- Your goal: Please retype the entries below exactly as they are written.

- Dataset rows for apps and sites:

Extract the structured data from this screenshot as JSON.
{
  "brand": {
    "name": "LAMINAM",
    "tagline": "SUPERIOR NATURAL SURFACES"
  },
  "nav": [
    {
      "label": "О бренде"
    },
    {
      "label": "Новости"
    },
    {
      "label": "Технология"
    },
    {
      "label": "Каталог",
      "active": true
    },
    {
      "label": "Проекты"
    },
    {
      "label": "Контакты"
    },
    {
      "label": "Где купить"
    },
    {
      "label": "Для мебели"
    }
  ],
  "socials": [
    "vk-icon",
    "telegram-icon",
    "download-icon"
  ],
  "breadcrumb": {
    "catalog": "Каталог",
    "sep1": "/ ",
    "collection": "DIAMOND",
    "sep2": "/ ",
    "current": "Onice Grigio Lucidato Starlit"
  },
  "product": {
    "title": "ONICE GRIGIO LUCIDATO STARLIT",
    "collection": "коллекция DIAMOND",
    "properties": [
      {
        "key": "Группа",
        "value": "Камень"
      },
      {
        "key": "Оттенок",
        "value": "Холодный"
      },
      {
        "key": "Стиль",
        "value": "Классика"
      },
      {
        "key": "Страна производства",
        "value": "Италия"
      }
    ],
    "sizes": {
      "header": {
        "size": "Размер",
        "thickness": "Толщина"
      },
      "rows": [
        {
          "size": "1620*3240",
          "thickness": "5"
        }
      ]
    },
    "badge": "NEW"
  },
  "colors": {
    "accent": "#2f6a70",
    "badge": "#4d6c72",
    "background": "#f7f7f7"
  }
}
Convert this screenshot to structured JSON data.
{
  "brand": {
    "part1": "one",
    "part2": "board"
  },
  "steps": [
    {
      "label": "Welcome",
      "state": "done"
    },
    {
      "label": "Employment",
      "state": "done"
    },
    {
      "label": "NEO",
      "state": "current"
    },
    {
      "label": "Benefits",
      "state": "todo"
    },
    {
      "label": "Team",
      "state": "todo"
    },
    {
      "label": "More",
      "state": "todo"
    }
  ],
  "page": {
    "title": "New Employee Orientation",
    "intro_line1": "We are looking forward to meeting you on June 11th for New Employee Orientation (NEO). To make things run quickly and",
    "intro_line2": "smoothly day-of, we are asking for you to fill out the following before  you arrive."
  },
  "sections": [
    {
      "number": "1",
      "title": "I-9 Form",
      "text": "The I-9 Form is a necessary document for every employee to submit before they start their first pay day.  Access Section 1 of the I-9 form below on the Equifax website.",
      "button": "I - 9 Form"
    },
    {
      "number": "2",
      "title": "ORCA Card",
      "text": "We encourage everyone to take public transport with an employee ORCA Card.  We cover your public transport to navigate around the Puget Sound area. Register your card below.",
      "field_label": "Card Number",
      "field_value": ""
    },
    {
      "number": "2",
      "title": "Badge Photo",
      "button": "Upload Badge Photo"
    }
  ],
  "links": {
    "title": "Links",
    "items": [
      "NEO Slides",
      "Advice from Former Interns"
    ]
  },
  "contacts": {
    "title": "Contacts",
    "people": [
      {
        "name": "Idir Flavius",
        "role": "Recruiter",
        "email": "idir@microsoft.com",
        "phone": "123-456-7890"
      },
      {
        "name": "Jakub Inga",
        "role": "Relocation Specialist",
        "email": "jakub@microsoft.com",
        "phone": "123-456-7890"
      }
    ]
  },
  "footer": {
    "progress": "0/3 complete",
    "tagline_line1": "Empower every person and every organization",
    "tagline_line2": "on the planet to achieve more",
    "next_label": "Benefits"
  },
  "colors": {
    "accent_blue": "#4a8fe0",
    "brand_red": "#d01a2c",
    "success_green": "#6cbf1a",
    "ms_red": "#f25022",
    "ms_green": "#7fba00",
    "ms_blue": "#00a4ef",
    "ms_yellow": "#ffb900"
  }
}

- Exercise output:
Extract the structured data from this screenshot as JSON.
{
  "brand": {
    "name": "LAMINAM",
    "tagline": "SUPERIOR NATURAL SURFACES"
  },
  "nav": [
    {
      "label": "О бренде"
    },
    {
      "label": "Новости"
    },
    {
      "label": "Технология"
    },
    {
      "label": "Каталог",
      "active": true
    },
    {
      "label": "Проекты"
    },
    {
      "label": "Контакты"
    },
    {
      "label": "Где купить"
    },
    {
      "label": "Для мебели"
    }
  ],
  "socials": [
    "vk-icon",
    "telegram-icon",
    "download-icon"
  ],
  "breadcrumb": {
    "catalog": "Каталог",
    "sep1": "/ ",
    "collection": "DIAMOND",
    "sep2": "/ ",
    "current": "Onice Grigio Lucidato Starlit"
  },
  "product": {
    "title": "ONICE GRIGIO LUCIDATO STARLIT",
    "collection": "коллекция DIAMOND",
    "properties": [
      {
        "key": "Группа",
        "value": "Камень"
      },
      {
        "key": "Оттенок",
        "value": "Холодный"
      },
      {
        "key": "Стиль",
        "value": "Классика"
      },
      {
        "key": "Страна производства",
        "value": "Италия"
      }
    ],
    "sizes": {
      "header": {
        "size": "Размер",
        "thickness": "Толщина"
      },
      "rows": [
        {
          "size": "1620*3240",
          "thickness": "5"
        }
      ]
    },
    "badge": "NEW"
  },
  "colors": {
    "accent": "#2f6a70",
    "badge": "#4d6c72",
    "background": "#f7f7f7"
  }
}
Convert this screenshot to structured JSON data.
{
  "brand": {
    "part1": "one",
    "part2": "board"
  },
  "steps": [
    {
      "label": "Welcome",
      "state": "done"
    },
    {
      "label": "Employment",
      "state": "done"
    },
    {
      "label": "NEO",
      "state": "current"
    },
    {
      "label": "Benefits",
      "state": "todo"
    },
    {
      "label": "Team",
      "state": "todo"
    },
    {
      "label": "More",
      "state": "todo"
    }
  ],
  "page": {
    "title": "New Employee Orientation",
    "intro_line1": "We are looking forward to meeting you on June 11th for New Employee Orientation (NEO). To make things run quickly and",
    "intro_line2": "smoothly day-of, we are asking for you to fill out the following before  you arrive."
  },
  "sections": [
    {
      "number": "1",
      "title": "I-9 Form",
      "text": "The I-9 Form is a necessary document for every employee to submit before they start their first pay day.  Access Section 1 of the I-9 form below on the Equifax website.",
      "button": "I - 9 Form"
    },
    {
      "number": "2",
      "title": "ORCA Card",
      "text": "We encourage everyone to take public transport with an employee ORCA Card.  We cover your public transport to navigate around the Puget Sound area. Register your card below.",
      "field_label": "Card Number",
      "field_value": ""
    },
    {
      "number": "2",
      "title": "Badge Photo",
      "button": "Upload Badge Photo"
    }
  ],
  "links": {
    "title": "Links",
    "items": [
      "NEO Slides",
      "Advice from Former Interns"
    ]
  },
  "contacts": {
    "title": "Contacts",
    "people": [
      {
        "name": "Idir Flavius",
        "role": "Recruiter",
        "email": "idir@microsoft.com",
        "phone": "123-456-7890"
      },
      {
        "name": "Jakub Inga",
        "role": "Relocation Specialist",
        "email": "jakub@microsoft.com",
        "phone": "123-456-7890"
      }
    ]
  },
  "footer": {
    "progress": "0/3 complete",
    "tagline_line1": "Empower every person and every organization",
    "tagline_line2": "on the planet to achieve more",
    "next_label": "Benefits"
  },
  "colors": {
    "accent_blue": "#4a8fe0",
    "brand_red": "#d01a2c",
    "success_green": "#6cbf1a",
    "ms_red": "#f25022",
    "ms_green": "#7fba00",
    "ms_blue": "#00a4ef",
    "ms_yellow": "#ffb900"
  }
}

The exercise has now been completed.